■ YOUR INSTRUCTIONS ■
Having read the material, return every line of it exactly.

■ RECORDS FOR THIS TASK ■
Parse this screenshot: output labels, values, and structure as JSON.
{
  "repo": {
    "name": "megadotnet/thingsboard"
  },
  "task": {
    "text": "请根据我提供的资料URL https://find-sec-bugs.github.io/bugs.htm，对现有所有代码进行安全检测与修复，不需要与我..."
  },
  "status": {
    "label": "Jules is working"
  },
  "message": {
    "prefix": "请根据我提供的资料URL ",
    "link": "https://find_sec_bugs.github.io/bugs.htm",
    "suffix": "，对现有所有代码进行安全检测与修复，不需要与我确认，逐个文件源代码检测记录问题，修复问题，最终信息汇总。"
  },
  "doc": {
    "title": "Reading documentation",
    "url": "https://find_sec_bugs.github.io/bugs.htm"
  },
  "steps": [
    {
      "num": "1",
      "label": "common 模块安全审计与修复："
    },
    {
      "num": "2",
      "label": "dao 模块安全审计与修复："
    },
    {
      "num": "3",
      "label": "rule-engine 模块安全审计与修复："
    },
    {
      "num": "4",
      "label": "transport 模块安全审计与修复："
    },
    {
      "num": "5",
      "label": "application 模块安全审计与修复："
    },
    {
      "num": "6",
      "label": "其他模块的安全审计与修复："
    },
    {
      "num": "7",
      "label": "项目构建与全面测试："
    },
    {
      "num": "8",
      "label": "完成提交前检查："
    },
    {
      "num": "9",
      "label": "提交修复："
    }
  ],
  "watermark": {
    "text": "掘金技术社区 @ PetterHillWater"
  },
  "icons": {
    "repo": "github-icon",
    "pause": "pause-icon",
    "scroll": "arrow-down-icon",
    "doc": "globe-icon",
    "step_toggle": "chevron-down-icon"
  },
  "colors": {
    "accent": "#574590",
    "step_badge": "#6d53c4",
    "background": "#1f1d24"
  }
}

■ WRITTEN SOLUTION ■
Parse this screenshot: output labels, values, and structure as JSON.
{
  "repo": {
    "name": "megadotnet/thingsboard"
  },
  "task": {
    "text": "请根据我提供的资料URL https://find-sec-bugs.github.io/bugs.htm，对现有所有代码进行安全检测与修复，不需要与我..."
  },
  "status": {
    "label": "Jules is working"
  },
  "message": {
    "prefix": "请根据我提供的资料URL ",
    "link": "https://find_sec_bugs.github.io/bugs.htm",
    "suffix": "，对现有所有代码进行安全检测与修复，不需要与我确认，逐个文件源代码检测记录问题，修复问题，最终信息汇总。"
  },
  "doc": {
    "title": "Reading documentation",
    "url": "https://find_sec_bugs.github.io/bugs.htm"
  },
  "steps": [
    {
      "num": "1",
      "label": "common 模块安全审计与修复："
    },
    {
      "num": "2",
      "label": "dao 模块安全审计与修复："
    },
    {
      "num": "3",
      "label": "rule-engine 模块安全审计与修复："
    },
    {
      "num": "4",
      "label": "transport 模块安全审计与修复："
    },
    {
      "num": "5",
      "label": "application 模块安全审计与修复："
    },
    {
      "num": "6",
      "label": "其他模块的安全审计与修复："
    },
    {
      "num": "7",
      "label": "项目构建与全面测试："
    },
    {
      "num": "8",
      "label": "完成提交前检查："
    },
    {
      "num": "9",
      "label": "提交修复："
    }
  ],
  "watermark": {
    "text": "掘金技术社区 @ PetterHillWater"
  },
  "icons": {
    "repo": "github-icon",
    "pause": "pause-icon",
    "scroll": "arrow-down-icon",
    "doc": "globe-icon",
    "step_toggle": "chevron-down-icon"
  },
  "colors": {
    "accent": "#574590",
    "step_badge": "#6d53c4",
    "background": "#1f1d24"
  }
}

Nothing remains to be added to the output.